Caryn James, reviewing for The New York Times at the time of the film’s release, commented:
“This all out, flaunted goriness becomes distracting, and it destroys The Fly… The plot diminishes to: How can he possibly look worse? And should I watch? This is intense, all right, but not scary or sad, or even intentionally funny.”
The SFX were – and are – stunning in The Fly. They act as compelling evidence that puppetry and prosthetics are far superior to the more-often-than-not lazily conceived CGI effects we endure today. Maybe The Fly’s effects were a little too good in 1986? Caryn James’ review suggests she could not see beyond the sensory onslaught of the imagery that unfolded before her eyes, which could be argued is a flaw in the storytelling but has definitely not injured the film in terms of its ongoing impact and cinematic relevancy.
The Fly tapped into a cinematic zeitgeist where highly visceral and gruesome SFX were dominating the sci-fi/horror sub-genre. Ridley Scott’s Alien (1979), John Carpenter’s The Thing (1982) and even Cronenberg’s own films Scanners (1981) and Videodrome (1983) are compelling examples from this era. And The Fly in its uncut state could have been even more brutally graphic: Audience test screenings favoured the removal of such scenes as ‘Monkey Cat’ where Brundle ends up bludgeoning a sadly mutated creature to death.

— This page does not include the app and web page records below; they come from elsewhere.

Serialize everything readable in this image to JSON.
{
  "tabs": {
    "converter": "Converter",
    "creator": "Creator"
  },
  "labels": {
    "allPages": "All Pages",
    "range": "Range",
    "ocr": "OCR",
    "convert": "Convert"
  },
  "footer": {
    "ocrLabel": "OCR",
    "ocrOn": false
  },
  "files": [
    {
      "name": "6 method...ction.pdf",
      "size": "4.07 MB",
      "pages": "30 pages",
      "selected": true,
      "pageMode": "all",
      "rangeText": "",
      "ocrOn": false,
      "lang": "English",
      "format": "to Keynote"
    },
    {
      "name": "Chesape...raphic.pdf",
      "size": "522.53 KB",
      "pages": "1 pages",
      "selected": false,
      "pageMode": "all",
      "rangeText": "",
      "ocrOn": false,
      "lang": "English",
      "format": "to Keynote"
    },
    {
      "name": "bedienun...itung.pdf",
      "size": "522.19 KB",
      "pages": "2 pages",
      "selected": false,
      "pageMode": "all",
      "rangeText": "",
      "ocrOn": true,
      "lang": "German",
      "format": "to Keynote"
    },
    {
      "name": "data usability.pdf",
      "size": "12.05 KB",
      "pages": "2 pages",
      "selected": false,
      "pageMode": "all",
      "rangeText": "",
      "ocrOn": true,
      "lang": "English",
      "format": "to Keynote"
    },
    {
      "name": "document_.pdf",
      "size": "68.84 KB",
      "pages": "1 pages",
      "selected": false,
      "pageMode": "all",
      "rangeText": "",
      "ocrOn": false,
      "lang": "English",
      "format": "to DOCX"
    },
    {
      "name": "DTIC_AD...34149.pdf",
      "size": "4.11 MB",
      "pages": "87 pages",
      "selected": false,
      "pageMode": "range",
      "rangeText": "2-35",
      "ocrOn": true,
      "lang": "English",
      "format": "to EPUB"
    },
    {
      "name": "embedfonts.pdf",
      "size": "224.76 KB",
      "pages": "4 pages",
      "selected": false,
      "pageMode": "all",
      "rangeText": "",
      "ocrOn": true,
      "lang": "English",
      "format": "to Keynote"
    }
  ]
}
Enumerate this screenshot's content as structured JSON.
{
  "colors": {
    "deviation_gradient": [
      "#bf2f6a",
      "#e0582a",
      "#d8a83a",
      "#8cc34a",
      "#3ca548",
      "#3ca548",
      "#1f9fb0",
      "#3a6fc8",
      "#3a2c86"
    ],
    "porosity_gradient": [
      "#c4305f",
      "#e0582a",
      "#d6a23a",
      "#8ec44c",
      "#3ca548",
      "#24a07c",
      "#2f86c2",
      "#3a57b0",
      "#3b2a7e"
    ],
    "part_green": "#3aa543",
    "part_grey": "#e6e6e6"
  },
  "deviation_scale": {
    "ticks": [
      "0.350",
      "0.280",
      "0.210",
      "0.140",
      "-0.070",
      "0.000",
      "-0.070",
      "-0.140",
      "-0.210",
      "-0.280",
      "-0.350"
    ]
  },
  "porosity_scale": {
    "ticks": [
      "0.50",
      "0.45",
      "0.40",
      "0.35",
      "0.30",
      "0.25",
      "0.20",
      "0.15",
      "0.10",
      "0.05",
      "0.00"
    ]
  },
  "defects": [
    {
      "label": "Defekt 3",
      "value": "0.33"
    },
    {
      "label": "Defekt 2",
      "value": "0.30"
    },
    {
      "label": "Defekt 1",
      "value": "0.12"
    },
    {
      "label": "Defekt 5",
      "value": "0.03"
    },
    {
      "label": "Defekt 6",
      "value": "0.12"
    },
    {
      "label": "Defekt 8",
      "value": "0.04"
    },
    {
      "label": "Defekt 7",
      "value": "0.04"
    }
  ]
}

Considering the AIDS epidemic of the 1980s, The Fly was read by some as a dramatic comment on the virus, although Cronenberg has widely denied this in interviews and his commentary on The Fly’s DVD release. Film academic Ernest Mathijs even dedicates an essay to ‘AIDS References in the Critical Reception of David Cronenberg’ using the The Fly as his primary example. Why Cronenberg would deny this perspective is anyone’s guess, however, his explanation of the film about aging and basic mortality (further emphasised in an opinion piece he penned for The Paris Review in 2014) is grander in concept.
Spanish filmmaker Nacho Vigalondo (Timecrimes) comes from out of leftfield with a different reading. In a conversation on Twitter, he admitted to seeing The Fly as a parable on cocaine use, which is definitely on-trend with the renowned excesses of life in the ‘80s. He says Brundle crosses all the emotional stages of a cocaine addict – even feeling the need to have others share in his experience – which is explicitly detailed in his sugar consumption in that famous café scene where Goldblum improvises a vast proportion of his ramblings.
The Fly is a horror movie, that’s for sure, but it’s also undeniably a love story. Amid all the goop and gore, the central premise – the primary driver of the film – is love and, quite simply, that is the reason why audiences are still moved by the film, even reduced to tears at an emotional climax centring on a puppet. People may forget about the AIDS epidemic or cocaine or even the gruesomeness of the SFX but love is everlasting, in whatever guise it may appear.
David Cronenberg’s cinematographer of many years, Mark Irwin, explained it so beautifully when he recounted this story:
“I got a call to meet a director about a TV movie. This was just after The Fly came out. His name was Gil [Gilbert] Cates. He wanted me to work on a senior citizens love story starring Bea Arthur and Richard Kiley called My First Love. He said, “I really liked what you did on The Fly” and I was, kind of, “Really?” I finally said, “You know, Gil, I dunno… The Fly is a horror film!” And he looked at me really sternly and said, “No, it’s NOT. It’s a love story. What you shot was a love story…”
And he was right.
Happy 30th Birthday, The Fly!
Images courtesy of Michael Helms, Fatal Visions archives. Video store card image courtesy of John Harrison.
Emma Westwood is currently writing a book on David Cronenberg’s The Fly for Auteur Publishing’s horror series, Devil’s Advocates.